Carda S, Invernizzi M, Baricich A, et al. Robotic gait training is not superior to conventional treadmill training in parkinson disease: a single-blind randomized controlled trial. Neurorehabil Neural Repair. 2012;26(9):1027-34.
Carda, S., Invernizzi, M., Baricich, A., Comi, C., Croquelois, A., & Cisari, C. (2012). Robotic gait training is not superior to conventional treadmill training in parkinson disease: a single-blind randomized controlled trial. Neurorehabilitation and Neural Repair, 26(9), 1027-34. https://doi.org/10.1177/1545968312446753
Carda S, et al. Robotic Gait Training Is Not Superior to Conventional Treadmill Training in Parkinson Disease: a Single-blind Randomized Controlled Trial. Neurorehabil Neural Repair. 2012 Nov-Dec;26(9):1027-34. PubMed PMID: 22623206.
* Article titles in AMA citation format should be in sentence-case
TY - JOUR T1 - Robotic gait training is not superior to conventional treadmill training in parkinson disease: a single-blind randomized controlled trial.

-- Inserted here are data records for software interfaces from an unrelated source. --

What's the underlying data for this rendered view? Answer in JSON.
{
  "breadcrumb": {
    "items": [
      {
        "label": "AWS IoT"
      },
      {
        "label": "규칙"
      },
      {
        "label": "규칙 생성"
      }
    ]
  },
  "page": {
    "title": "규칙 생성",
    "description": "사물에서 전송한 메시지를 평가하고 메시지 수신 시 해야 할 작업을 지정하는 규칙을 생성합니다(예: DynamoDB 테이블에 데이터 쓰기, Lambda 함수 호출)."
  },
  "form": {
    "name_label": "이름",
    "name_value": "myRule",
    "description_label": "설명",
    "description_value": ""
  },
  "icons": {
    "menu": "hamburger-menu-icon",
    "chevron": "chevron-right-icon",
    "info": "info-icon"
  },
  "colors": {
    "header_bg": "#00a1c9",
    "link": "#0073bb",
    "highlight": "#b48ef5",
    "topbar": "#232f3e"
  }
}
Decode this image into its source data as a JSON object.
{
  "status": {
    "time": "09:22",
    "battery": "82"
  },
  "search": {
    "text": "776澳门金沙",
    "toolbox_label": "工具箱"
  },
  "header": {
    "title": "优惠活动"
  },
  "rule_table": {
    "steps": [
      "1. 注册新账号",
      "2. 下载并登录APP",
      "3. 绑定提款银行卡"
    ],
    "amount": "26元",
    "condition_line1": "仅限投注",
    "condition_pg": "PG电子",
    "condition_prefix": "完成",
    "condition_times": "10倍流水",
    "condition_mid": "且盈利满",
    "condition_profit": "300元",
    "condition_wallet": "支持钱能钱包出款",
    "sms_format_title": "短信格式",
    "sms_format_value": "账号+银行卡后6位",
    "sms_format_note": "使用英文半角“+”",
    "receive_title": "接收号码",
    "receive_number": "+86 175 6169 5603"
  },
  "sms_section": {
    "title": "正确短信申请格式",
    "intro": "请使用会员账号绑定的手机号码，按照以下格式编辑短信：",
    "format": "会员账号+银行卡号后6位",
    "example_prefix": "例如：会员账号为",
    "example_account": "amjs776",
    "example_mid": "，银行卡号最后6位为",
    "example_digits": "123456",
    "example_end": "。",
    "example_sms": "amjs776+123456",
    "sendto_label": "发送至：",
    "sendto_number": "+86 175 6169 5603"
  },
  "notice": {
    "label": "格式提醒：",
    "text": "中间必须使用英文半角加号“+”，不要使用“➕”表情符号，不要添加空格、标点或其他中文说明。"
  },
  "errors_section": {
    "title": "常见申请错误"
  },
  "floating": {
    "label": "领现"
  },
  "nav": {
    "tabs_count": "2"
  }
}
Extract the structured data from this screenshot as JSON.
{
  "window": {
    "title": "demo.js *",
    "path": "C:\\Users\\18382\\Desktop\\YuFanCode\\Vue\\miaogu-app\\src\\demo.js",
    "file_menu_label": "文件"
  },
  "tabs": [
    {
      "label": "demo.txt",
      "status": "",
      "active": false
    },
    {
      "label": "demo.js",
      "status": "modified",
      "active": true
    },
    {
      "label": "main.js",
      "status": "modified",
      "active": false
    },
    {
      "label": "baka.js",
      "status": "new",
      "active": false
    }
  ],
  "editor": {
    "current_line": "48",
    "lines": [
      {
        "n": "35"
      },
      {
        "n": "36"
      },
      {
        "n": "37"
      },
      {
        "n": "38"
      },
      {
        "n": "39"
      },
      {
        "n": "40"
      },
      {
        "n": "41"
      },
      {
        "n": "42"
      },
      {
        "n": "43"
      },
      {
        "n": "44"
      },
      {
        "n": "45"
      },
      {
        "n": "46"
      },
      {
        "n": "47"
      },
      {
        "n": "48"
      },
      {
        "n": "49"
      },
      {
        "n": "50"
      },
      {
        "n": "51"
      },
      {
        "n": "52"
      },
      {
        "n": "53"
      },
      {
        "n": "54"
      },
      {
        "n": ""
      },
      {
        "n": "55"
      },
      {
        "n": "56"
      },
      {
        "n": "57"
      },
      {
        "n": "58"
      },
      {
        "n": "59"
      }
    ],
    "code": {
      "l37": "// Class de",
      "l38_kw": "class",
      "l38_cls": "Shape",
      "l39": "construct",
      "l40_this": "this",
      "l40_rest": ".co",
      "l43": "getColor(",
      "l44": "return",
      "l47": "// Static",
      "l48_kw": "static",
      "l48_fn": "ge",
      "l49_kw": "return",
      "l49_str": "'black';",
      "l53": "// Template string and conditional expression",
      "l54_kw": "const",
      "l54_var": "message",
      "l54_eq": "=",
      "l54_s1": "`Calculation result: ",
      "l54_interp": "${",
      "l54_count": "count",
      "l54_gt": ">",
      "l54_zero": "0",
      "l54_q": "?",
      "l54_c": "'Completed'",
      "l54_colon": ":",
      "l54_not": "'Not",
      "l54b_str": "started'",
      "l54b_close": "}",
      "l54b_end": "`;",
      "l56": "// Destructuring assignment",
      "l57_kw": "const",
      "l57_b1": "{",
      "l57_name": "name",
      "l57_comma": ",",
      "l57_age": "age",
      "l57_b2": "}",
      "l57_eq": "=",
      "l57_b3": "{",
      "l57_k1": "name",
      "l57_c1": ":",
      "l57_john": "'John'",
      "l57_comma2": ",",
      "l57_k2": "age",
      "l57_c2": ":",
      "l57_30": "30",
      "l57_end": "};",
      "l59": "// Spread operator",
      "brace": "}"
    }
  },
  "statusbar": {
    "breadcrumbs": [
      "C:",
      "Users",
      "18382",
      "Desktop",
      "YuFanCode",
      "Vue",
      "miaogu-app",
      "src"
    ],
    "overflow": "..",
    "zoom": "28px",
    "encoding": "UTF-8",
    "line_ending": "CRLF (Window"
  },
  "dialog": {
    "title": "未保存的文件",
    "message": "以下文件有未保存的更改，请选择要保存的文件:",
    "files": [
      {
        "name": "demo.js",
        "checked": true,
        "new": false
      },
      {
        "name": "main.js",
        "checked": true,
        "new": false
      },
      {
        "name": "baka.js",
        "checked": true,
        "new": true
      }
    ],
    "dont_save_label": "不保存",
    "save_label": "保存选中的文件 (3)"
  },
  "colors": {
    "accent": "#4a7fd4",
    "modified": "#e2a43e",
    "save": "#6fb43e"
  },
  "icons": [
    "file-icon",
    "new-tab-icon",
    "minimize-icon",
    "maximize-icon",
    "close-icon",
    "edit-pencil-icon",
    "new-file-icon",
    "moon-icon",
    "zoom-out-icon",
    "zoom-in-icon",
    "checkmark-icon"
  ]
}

AU - Carda,Stefano, AU - Invernizzi,Marco, AU - Baricich,Alessio, AU - Comi,Cristoforo, AU - Croquelois,Alexandre, AU - Cisari,Carlo, Y1 - 2012/05/23/ PY - 2012/5/25/entrez PY - 2012/5/25/pubmed PY - 2013/3/13/medline SP - 1027 EP - 34 JF - Neurorehabilitation and neural repair JO - Neurorehabil Neural Repair VL - 26 IS - 9 N2 - BACKGROUND: The use of robots for gait training in Parkinson disease (PD) is growing, but no evidence points to an advantage over the standard treadmill. METHODS: In this randomized, single-blind controlled trial, participants aged <75 years with early-stage PD (Hoehn-Yahr <3) were randomly allocated to 2 groups: either 30 minutes of gait training on a treadmill or in the Lokomat for 3 d/wk for 4 weeks. Patients were evaluated by a physical therapist blinded to allocation before and at the end of treatment and then at the 3- and 6-month follow-up. The primary outcome measure was the 6-minute walk test. RESULTS: Of 334 screened patients, the authors randomly allocated 30 to receive gait training with treadmill or the Lokomat. At baseline, the 2 groups did not differ. At the 6-month follow-up, both groups had improved significantly in the primary outcome measure (treadmill: mean = 490.95 m, 95% confidence interval [CI] = 448.56-533.34, P = .0006; Lokomat: 458.6 m, 95% CI = 417.23-499.96, P = .01), but no significant differences were found between the 2 groups (P = .53). DISCUSSION: Robotic gait training with the Lokomat is not superior to treadmill training in improving gait performance in patients with PD. Both approaches are safe, with results maintained for up to 6 months. SN - 1552-6844 UR - https://www.unboundmedicine.com/medline/citation/22623206/Robotic_gait_training_is_not_superior_to_conventional_treadmill_training_in_parkinson_disease:_a_single_blind_randomized_controlled_trial_ L2 - https://journals.sagepub.com/doi/10.1177/1545968312446753?url_ver=Z39.88-2003&amp;rfr_id=ori:rid:crossref.org&amp;rfr_dat=cr_pub=pubmed DB - PRIME DP - Unbound Medicine ER -